For me, my formative touchstones include those Vagrant [Records] bands like The Get Up Kids, The Anniversary, Saves The Day, as well as bands like Propagandhi, Millencolin, The Weakerthans, Osker, and Braid. Maybe Death Cab For Cutie fits in there somewhere too; I feel like I’ve consistently listened to them over the years. [Guitarist] Tom [Ciesluk] and [bassist] Brad [Rheault] both played and play in No Trigger, respectively, and they tend to have some influences more on the hardcore or punkier side of things. But one of Tom’s all-time favorite bands is Jethro Tull, so—to summarize, I have no idea who our influences are.
CA: Bad Andy! For real, being compared to any of them is such a huge compliment. They’re all definitely in heavy rotation for me. The Anniversary, Rainer Maria, and The Forecast have always been my biggest influences when it comes to this band. I also listen to a lot of records from the ‘90s still, like Failure’s Fantastic Planet, Archers Of Loaf’s Icky Mettle, and Swervedriver’s Mezcal Head. So, I think somewhere, my brain mashes those things all up and then songs come out!
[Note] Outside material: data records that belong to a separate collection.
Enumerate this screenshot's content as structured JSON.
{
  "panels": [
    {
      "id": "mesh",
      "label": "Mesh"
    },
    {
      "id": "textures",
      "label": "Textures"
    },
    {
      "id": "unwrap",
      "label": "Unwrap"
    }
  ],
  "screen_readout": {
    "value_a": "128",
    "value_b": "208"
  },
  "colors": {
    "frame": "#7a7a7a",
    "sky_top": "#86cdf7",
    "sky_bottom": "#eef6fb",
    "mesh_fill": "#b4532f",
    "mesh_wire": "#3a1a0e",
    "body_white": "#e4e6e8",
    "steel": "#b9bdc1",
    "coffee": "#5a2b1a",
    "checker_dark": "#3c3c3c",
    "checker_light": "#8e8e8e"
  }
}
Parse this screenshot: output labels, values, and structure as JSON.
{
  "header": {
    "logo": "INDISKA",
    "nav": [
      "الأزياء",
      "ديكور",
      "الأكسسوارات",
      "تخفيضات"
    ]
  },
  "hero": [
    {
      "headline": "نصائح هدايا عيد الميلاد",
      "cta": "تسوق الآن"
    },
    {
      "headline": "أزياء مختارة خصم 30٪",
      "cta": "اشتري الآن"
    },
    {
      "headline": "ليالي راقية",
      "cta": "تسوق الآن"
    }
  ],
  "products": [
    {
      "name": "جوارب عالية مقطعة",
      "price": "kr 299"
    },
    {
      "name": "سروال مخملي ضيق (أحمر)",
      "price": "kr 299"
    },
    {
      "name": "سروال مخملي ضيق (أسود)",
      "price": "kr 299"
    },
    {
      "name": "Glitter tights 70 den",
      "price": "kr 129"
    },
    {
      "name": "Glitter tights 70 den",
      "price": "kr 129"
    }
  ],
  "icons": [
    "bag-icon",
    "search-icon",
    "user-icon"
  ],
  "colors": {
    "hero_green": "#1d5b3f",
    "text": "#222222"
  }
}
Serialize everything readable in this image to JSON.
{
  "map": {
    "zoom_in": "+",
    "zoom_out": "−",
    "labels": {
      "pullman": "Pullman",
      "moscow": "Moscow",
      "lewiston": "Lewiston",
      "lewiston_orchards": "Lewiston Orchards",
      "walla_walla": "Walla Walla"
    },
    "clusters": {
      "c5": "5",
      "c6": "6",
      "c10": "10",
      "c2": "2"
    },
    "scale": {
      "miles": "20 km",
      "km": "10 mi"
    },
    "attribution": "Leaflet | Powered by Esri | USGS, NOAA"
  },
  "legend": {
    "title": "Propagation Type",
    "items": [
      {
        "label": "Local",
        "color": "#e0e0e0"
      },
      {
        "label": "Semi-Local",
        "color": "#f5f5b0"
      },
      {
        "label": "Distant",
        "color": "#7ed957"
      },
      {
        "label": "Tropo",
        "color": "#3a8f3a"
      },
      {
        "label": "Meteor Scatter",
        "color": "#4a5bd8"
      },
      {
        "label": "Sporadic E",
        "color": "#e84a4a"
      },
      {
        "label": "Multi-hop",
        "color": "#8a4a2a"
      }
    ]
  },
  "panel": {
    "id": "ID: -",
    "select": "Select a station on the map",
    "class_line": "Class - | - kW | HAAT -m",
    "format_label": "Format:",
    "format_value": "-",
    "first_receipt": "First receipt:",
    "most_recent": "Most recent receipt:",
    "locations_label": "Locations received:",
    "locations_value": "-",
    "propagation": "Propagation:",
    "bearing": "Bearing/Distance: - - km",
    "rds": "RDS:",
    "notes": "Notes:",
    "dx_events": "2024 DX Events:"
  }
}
That’s a lot of different styles there! What are some of your favorite songs off the new album? Which ones are you looking forward to playing the most?
BC: I like “Beautiful Trouble” and “Goodnight Moon” a lot. Same with “Way Back.” But I think I look forward most to playing “Hateful Kids.” It’s probably not going to win any awards for best song ever written, but the message is about how America’s value system is all out of whack, and I’d like to talk about that and then sing about the hateful kids who are running and ruining our country.
CA: “Surf Bed” is the first stripped-down acoustic song we’ve ever put on a record, and I think it came out really cool. “Beautiful Trouble,” “The Wraith I’m Running From,” and “Way Back” are really dynamic songs, so I find them fun to play, because they really keep me on my toes!
Wrapping up, what do you think separates this album from your previous stuff? What would you tell fans to expect from it?
BC: We spent years on this record. Our last full-length came out in November 2013, so we’ve had a lot of time to work on things. We’re all very proud of it, and I personally think it’s the best thing that we’ve ever done. When you play with the same people for so long, the writing process becomes incredibly comfortable. Like, writing songs with this group feels incredibly easy. So, I think our writing process has improved since the early days.
We’re also approaching our mid-30s, and we’ve gotten some perspective on things that we didn’t have seven or eight years ago when we started this band. I think if you liked our older stuff, you’re going to be able to draw a straight line from that to this record. I think we’ve just gotten better at it.